§ Exercise instructions
Print every entry exactly as written and exclude all images.

** Opening Extracted entries block **

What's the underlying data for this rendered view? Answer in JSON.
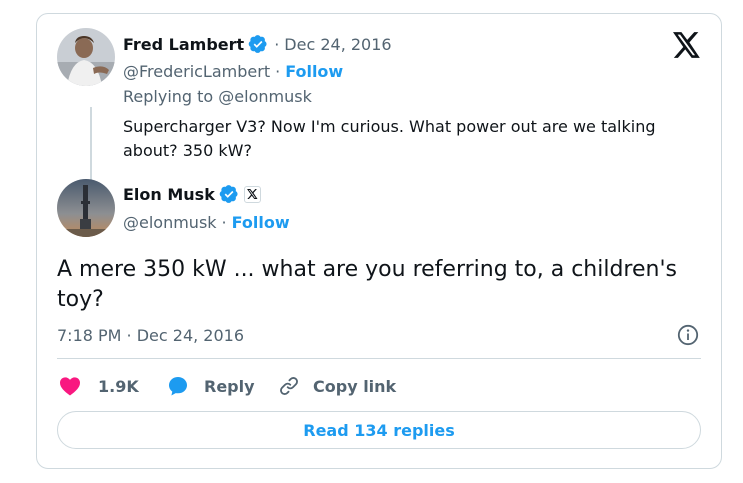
{
  "colors": {
    "accent": "#1d9bf0",
    "text": "#0f1419",
    "muted": "#536471",
    "like": "#f91880",
    "border": "#cfd9de"
  },
  "parent_tweet": {
    "author_name": "Fred Lambert",
    "separator": "·",
    "date": "Dec 24, 2016",
    "handle": "@FredericLambert",
    "follow_sep": "·",
    "follow_label": "Follow",
    "replying_to": "Replying to @elonmusk",
    "text": "Supercharger V3? Now I'm curious. What power out are we talking about? 350 kW?"
  },
  "tweet": {
    "author_name": "Elon Musk",
    "handle": "@elonmusk",
    "follow_sep": "·",
    "follow_label": "Follow",
    "text": "A mere 350 kW ... what are you referring to, a children's toy?",
    "timestamp": "7:18 PM · Dec 24, 2016"
  },
  "actions": {
    "like_count": "1.9K",
    "reply_label": "Reply",
    "copy_link_label": "Copy link",
    "read_replies_label": "Read 134 replies"
  },
  "icons": [
    "x-logo-icon",
    "verified-badge-icon",
    "x-affiliate-badge-icon",
    "info-icon",
    "heart-icon",
    "reply-bubble-icon",
    "link-icon"
  ]
}
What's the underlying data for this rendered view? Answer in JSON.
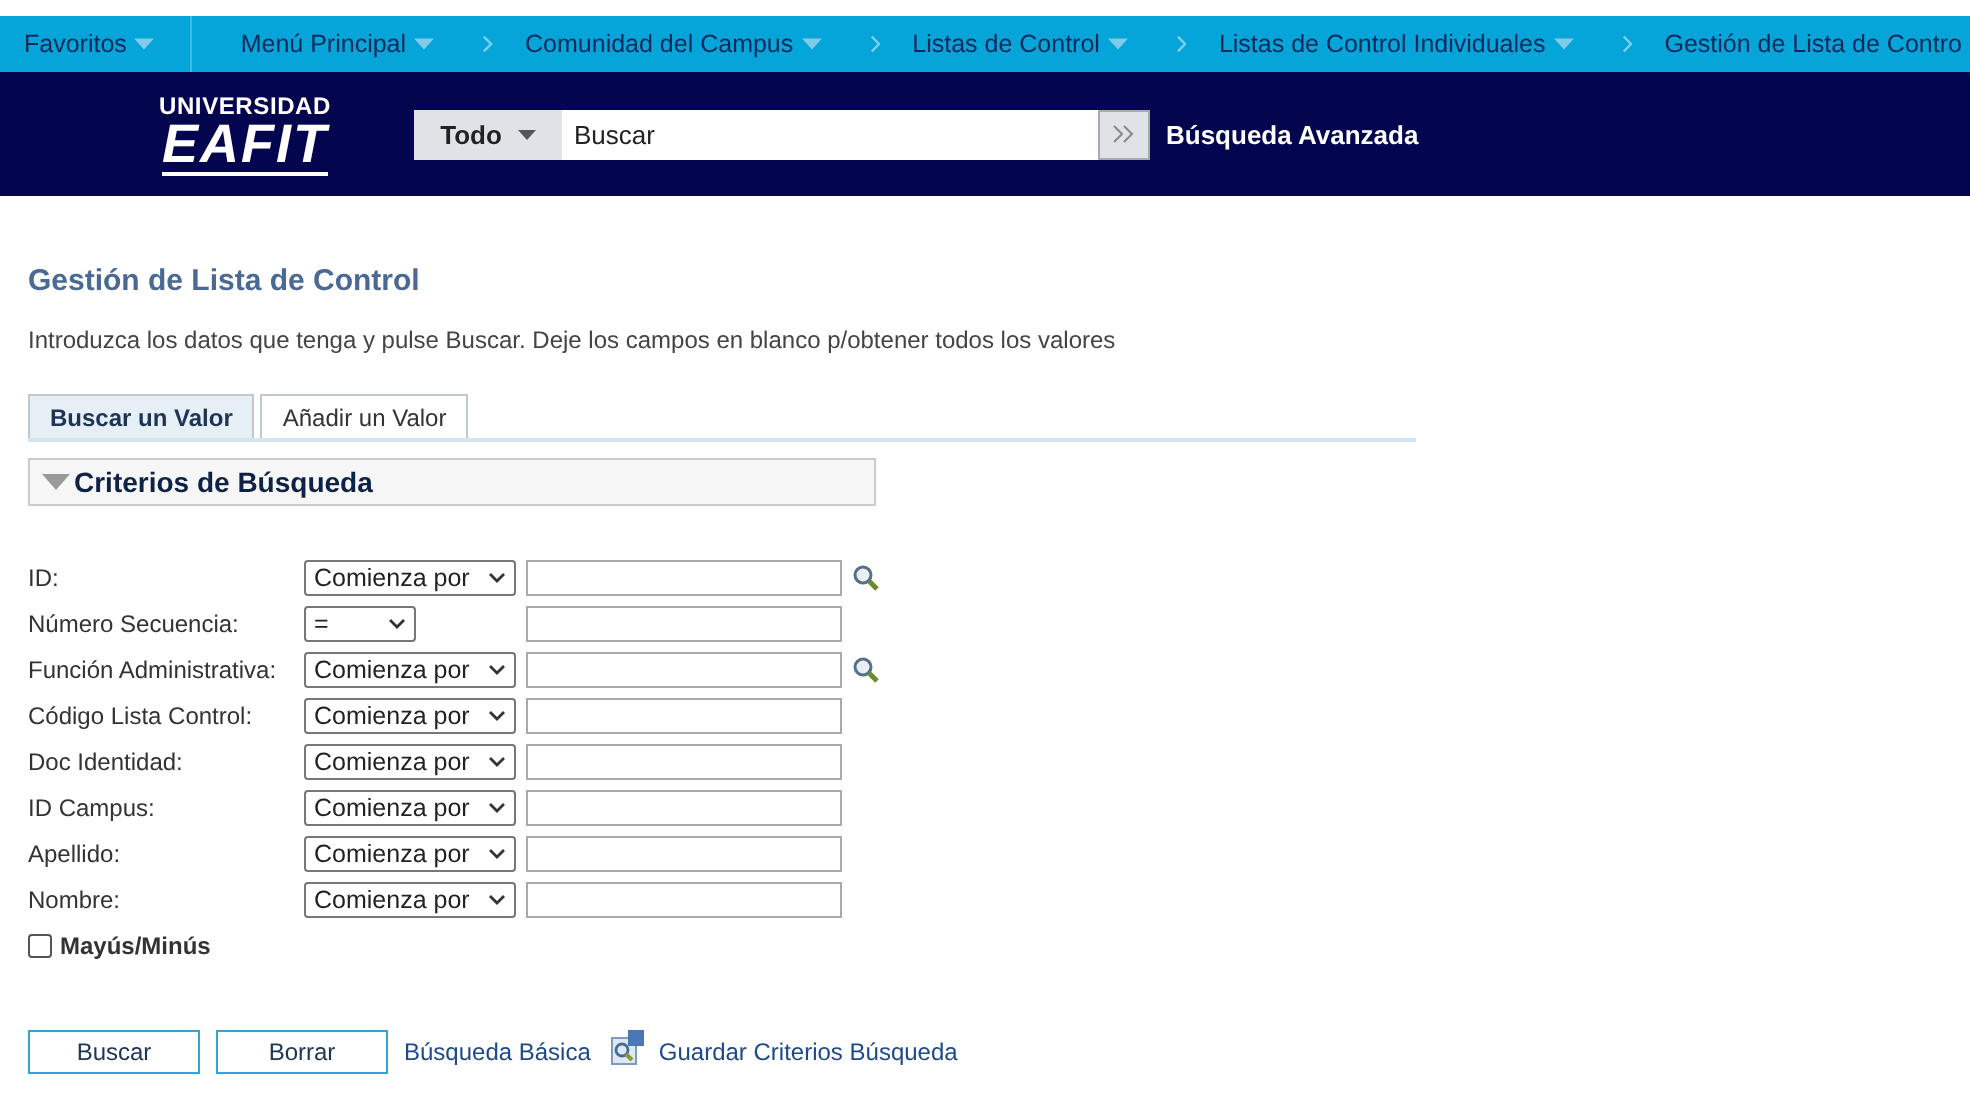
{
  "nav": [
    {
      "label": "Favoritos",
      "dropdown": true,
      "chevron_before": false
    },
    {
      "label": "Menú Principal",
      "dropdown": true,
      "chevron_before": false
    },
    {
      "label": "Comunidad del Campus",
      "dropdown": true,
      "chevron_before": true
    },
    {
      "label": "Listas de Control",
      "dropdown": true,
      "chevron_before": true
    },
    {
      "label": "Listas de Control Individuales",
      "dropdown": true,
      "chevron_before": true
    },
    {
      "label": "Gestión de Lista de Contro",
      "dropdown": false,
      "chevron_before": true
    }
  ],
  "header": {
    "logo_top": "UNIVERSIDAD",
    "logo_main": "EAFIT",
    "scope": "Todo",
    "search_placeholder": "Buscar",
    "advanced_link": "Búsqueda Avanzada"
  },
  "page_title": "Gestión de Lista de Control",
  "instructions": "Introduzca los datos que tenga y pulse Buscar. Deje los campos en blanco p/obtener todos los valores",
  "tabs": [
    {
      "label": "Buscar un Valor",
      "selected": true
    },
    {
      "label": "Añadir un Valor",
      "selected": false
    }
  ],
  "section": {
    "title": "Criterios de Búsqueda",
    "expanded": true
  },
  "fields": [
    {
      "label": "ID:",
      "operator": "Comienza por",
      "lookup": true
    },
    {
      "label": "Número Secuencia:",
      "operator": "=",
      "lookup": false
    },
    {
      "label": "Función Administrativa:",
      "operator": "Comienza por",
      "lookup": true
    },
    {
      "label": "Código Lista Control:",
      "operator": "Comienza por",
      "lookup": false
    },
    {
      "label": "Doc Identidad:",
      "operator": "Comienza por",
      "lookup": false
    },
    {
      "label": "ID Campus:",
      "operator": "Comienza por",
      "lookup": false
    },
    {
      "label": "Apellido:",
      "operator": "Comienza por",
      "lookup": false
    },
    {
      "label": "Nombre:",
      "operator": "Comienza por",
      "lookup": false
    }
  ],
  "case_sensitive": {
    "label": "Mayús/Minús",
    "checked": false
  },
  "buttons": [
    "Buscar",
    "Borrar"
  ],
  "links": [
    {
      "label": "Búsqueda Básica",
      "icon": false
    },
    {
      "label": "Guardar Criterios Búsqueda",
      "icon": true
    }
  ]
}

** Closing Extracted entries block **

§ Solution to this problem
What's the underlying data for this rendered view? Answer in JSON.
{
  "colors": {
    "accent": "#1d9bf0",
    "text": "#0f1419",
    "muted": "#536471",
    "like": "#f91880",
    "border": "#cfd9de"
  },
  "parent_tweet": {
    "author_name": "Fred Lambert",
    "separator": "·",
    "date": "Dec 24, 2016",
    "handle": "@FredericLambert",
    "follow_sep": "·",
    "follow_label": "Follow",
    "replying_to": "Replying to @elonmusk",
    "text": "Supercharger V3? Now I'm curious. What power out are we talking about? 350 kW?"
  },
  "tweet": {
    "author_name": "Elon Musk",
    "handle": "@elonmusk",
    "follow_sep": "·",
    "follow_label": "Follow",
    "text": "A mere 350 kW ... what are you referring to, a children's toy?",
    "timestamp": "7:18 PM · Dec 24, 2016"
  },
  "actions": {
    "like_count": "1.9K",
    "reply_label": "Reply",
    "copy_link_label": "Copy link",
    "read_replies_label": "Read 134 replies"
  },
  "icons": [
    "x-logo-icon",
    "verified-badge-icon",
    "x-affiliate-badge-icon",
    "info-icon",
    "heart-icon",
    "reply-bubble-icon",
    "link-icon"
  ]
}
What's the underlying data for this rendered view? Answer in JSON.
{
  "nav": [
    {
      "label": "Favoritos",
      "dropdown": true,
      "chevron_before": false
    },
    {
      "label": "Menú Principal",
      "dropdown": true,
      "chevron_before": false
    },
    {
      "label": "Comunidad del Campus",
      "dropdown": true,
      "chevron_before": true
    },
    {
      "label": "Listas de Control",
      "dropdown": true,
      "chevron_before": true
    },
    {
      "label": "Listas de Control Individuales",
      "dropdown": true,
      "chevron_before": true
    },
    {
      "label": "Gestión de Lista de Contro",
      "dropdown": false,
      "chevron_before": true
    }
  ],
  "header": {
    "logo_top": "UNIVERSIDAD",
    "logo_main": "EAFIT",
    "scope": "Todo",
    "search_placeholder": "Buscar",
    "advanced_link": "Búsqueda Avanzada"
  },
  "page_title": "Gestión de Lista de Control",
  "instructions": "Introduzca los datos que tenga y pulse Buscar. Deje los campos en blanco p/obtener todos los valores",
  "tabs": [
    {
      "label": "Buscar un Valor",
      "selected": true
    },
    {
      "label": "Añadir un Valor",
      "selected": false
    }
  ],
  "section": {
    "title": "Criterios de Búsqueda",
    "expanded": true
  },
  "fields": [
    {
      "label": "ID:",
      "operator": "Comienza por",
      "lookup": true
    },
    {
      "label": "Número Secuencia:",
      "operator": "=",
      "lookup": false
    },
    {
      "label": "Función Administrativa:",
      "operator": "Comienza por",
      "lookup": true
    },
    {
      "label": "Código Lista Control:",
      "operator": "Comienza por",
      "lookup": false
    },
    {
      "label": "Doc Identidad:",
      "operator": "Comienza por",
      "lookup": false
    },
    {
      "label": "ID Campus:",
      "operator": "Comienza por",
      "lookup": false
    },
    {
      "label": "Apellido:",
      "operator": "Comienza por",
      "lookup": false
    },
    {
      "label": "Nombre:",
      "operator": "Comienza por",
      "lookup": false
    }
  ],
  "case_sensitive": {
    "label": "Mayús/Minús",
    "checked": false
  },
  "buttons": [
    "Buscar",
    "Borrar"
  ],
  "links": [
    {
      "label": "Búsqueda Básica",
      "icon": false
    },
    {
      "label": "Guardar Criterios Búsqueda",
      "icon": true
    }
  ]
}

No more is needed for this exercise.